-- Problem details --
Scan the listing below and copy each line holding the word "Portfolio".

---*---

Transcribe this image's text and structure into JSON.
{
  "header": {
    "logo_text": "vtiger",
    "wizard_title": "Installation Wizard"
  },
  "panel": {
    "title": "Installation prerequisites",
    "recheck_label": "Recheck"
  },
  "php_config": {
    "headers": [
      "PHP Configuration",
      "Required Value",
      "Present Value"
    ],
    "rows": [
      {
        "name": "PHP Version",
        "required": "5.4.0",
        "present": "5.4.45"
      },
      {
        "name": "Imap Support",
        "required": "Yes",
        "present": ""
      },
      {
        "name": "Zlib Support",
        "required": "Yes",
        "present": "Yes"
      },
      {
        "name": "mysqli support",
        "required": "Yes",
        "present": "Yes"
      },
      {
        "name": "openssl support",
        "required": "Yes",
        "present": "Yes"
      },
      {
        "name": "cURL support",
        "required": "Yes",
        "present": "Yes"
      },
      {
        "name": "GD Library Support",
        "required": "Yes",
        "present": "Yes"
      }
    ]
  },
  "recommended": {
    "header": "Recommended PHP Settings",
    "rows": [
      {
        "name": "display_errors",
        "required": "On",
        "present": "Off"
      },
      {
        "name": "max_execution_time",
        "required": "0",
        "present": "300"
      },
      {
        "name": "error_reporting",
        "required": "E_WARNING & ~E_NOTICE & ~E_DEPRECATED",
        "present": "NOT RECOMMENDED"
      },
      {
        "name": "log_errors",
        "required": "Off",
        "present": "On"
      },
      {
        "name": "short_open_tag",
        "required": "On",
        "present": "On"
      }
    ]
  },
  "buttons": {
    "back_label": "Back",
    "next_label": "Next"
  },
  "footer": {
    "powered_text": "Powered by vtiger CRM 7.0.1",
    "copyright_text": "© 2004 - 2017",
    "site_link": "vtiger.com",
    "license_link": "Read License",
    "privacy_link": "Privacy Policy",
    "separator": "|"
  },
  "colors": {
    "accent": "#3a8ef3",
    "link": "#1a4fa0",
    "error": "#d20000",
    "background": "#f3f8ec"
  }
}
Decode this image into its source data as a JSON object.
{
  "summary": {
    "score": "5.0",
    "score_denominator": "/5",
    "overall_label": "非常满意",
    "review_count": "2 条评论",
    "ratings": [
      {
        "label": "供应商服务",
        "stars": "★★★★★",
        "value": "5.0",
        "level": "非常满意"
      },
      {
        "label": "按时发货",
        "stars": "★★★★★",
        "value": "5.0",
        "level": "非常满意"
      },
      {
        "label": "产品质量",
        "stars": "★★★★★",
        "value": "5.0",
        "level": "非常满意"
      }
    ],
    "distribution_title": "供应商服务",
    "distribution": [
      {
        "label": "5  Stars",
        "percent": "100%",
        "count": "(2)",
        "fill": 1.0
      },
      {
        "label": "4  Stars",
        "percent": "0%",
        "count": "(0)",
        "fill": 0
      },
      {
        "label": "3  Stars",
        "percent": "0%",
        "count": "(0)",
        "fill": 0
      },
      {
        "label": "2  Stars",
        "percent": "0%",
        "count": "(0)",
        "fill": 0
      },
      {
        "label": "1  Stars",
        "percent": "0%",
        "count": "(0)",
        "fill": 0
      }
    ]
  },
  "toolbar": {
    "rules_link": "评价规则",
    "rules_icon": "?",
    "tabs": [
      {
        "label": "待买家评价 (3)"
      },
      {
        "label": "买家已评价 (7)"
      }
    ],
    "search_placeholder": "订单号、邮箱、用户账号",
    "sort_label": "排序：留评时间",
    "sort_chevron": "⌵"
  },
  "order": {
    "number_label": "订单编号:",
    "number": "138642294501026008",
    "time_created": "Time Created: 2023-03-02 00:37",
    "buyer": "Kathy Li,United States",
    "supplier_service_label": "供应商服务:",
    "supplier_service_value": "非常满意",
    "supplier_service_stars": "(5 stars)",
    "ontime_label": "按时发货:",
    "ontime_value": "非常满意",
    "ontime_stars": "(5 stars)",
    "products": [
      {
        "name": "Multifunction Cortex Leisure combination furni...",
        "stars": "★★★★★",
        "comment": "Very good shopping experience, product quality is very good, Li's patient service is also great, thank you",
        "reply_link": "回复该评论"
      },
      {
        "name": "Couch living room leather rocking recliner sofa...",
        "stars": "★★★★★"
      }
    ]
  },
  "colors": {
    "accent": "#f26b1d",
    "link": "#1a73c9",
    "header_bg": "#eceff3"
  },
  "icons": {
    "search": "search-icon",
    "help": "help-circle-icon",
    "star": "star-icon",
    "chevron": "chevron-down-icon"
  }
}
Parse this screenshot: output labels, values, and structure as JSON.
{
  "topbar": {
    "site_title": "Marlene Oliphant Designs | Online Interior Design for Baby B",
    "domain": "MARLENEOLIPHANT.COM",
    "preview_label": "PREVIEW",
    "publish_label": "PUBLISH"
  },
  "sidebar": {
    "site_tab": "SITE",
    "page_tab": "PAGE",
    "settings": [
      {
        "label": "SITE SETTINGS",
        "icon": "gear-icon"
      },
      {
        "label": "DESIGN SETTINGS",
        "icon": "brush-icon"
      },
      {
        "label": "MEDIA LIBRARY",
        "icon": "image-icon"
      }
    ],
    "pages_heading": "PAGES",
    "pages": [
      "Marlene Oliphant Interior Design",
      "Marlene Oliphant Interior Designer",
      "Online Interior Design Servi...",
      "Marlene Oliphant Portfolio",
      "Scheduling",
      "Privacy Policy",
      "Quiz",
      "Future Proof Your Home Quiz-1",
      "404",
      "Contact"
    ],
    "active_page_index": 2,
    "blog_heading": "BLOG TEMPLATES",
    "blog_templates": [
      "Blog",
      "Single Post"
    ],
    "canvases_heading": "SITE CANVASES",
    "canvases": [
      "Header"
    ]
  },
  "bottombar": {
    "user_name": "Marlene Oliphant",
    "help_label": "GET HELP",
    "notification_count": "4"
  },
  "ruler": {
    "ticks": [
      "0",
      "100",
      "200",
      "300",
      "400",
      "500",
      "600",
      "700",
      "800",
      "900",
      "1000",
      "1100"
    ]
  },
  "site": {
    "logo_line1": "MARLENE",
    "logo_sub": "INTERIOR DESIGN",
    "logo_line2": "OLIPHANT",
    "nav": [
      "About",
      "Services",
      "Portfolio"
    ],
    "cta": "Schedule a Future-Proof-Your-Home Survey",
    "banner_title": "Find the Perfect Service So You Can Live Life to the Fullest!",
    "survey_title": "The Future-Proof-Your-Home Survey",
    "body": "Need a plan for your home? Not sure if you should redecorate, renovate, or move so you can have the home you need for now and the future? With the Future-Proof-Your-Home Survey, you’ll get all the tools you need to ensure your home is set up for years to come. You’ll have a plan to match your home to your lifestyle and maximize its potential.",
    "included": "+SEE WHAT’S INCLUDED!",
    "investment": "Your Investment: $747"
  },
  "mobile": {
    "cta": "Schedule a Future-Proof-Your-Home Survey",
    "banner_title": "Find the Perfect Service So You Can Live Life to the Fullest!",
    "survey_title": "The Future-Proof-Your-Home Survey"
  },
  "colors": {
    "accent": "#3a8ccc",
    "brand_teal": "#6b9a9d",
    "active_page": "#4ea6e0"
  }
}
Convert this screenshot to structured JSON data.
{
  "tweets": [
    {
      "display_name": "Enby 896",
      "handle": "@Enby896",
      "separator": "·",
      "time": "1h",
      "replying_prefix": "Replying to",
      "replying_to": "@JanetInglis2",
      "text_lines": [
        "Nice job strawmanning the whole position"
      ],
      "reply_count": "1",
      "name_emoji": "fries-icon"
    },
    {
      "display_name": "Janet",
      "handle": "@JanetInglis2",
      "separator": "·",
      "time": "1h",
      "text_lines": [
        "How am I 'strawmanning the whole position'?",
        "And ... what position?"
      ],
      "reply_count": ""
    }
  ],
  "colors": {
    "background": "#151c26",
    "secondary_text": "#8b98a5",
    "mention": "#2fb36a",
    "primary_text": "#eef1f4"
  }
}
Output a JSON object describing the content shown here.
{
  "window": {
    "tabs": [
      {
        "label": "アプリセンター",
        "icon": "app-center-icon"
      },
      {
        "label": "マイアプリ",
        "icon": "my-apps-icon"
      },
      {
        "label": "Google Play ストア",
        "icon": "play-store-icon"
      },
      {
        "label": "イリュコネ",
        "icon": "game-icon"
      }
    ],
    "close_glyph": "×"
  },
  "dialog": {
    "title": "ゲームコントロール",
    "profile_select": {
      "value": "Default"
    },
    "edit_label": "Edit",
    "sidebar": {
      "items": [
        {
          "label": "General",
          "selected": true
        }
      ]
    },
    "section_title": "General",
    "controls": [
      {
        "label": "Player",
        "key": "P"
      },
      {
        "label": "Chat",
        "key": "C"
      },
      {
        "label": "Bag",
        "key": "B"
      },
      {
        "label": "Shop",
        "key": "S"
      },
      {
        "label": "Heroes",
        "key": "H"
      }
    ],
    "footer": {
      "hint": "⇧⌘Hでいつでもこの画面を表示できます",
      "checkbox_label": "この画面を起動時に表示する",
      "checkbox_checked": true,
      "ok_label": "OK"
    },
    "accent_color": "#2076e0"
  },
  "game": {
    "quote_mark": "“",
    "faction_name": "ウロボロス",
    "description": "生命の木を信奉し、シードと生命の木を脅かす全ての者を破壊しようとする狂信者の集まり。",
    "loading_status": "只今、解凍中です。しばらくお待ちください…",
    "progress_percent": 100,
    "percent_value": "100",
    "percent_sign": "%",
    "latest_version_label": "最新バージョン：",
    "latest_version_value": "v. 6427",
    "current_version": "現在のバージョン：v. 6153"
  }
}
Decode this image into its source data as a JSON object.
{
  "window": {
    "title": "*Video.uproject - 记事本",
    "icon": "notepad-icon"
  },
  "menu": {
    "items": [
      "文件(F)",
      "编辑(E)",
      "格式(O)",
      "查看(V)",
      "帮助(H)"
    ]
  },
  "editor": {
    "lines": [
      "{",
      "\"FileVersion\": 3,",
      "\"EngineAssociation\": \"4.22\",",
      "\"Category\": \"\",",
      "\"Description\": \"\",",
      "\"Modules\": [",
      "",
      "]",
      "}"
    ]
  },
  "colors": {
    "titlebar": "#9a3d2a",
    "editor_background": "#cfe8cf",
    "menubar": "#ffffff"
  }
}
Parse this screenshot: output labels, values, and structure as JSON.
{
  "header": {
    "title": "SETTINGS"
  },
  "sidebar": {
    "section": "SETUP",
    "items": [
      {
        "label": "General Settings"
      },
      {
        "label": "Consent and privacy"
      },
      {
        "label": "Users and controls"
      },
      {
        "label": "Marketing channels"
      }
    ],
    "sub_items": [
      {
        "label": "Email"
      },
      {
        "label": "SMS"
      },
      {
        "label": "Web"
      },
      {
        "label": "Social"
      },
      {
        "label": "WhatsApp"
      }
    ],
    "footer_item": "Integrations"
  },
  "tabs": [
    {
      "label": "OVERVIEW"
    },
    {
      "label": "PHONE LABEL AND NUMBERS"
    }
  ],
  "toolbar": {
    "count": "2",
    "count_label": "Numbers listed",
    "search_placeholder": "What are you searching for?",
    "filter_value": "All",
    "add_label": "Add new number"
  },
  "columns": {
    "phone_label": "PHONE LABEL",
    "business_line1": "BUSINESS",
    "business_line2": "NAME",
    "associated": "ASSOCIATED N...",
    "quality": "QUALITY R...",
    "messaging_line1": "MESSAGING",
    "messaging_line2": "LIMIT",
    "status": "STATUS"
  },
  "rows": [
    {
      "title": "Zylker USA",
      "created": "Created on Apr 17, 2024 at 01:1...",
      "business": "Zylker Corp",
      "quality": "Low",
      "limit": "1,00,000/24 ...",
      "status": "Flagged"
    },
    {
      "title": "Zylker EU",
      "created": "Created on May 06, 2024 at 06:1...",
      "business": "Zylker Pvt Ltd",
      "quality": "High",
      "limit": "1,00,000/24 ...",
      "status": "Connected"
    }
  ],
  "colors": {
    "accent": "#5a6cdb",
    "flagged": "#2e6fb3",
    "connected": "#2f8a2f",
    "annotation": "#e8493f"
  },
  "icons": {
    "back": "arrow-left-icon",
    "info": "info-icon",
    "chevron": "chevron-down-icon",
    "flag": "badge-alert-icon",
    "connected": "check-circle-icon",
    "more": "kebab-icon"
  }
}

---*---

-- Solution to this exercise --
      "Marlene Oliphant Portfolio",
      "Portfolio"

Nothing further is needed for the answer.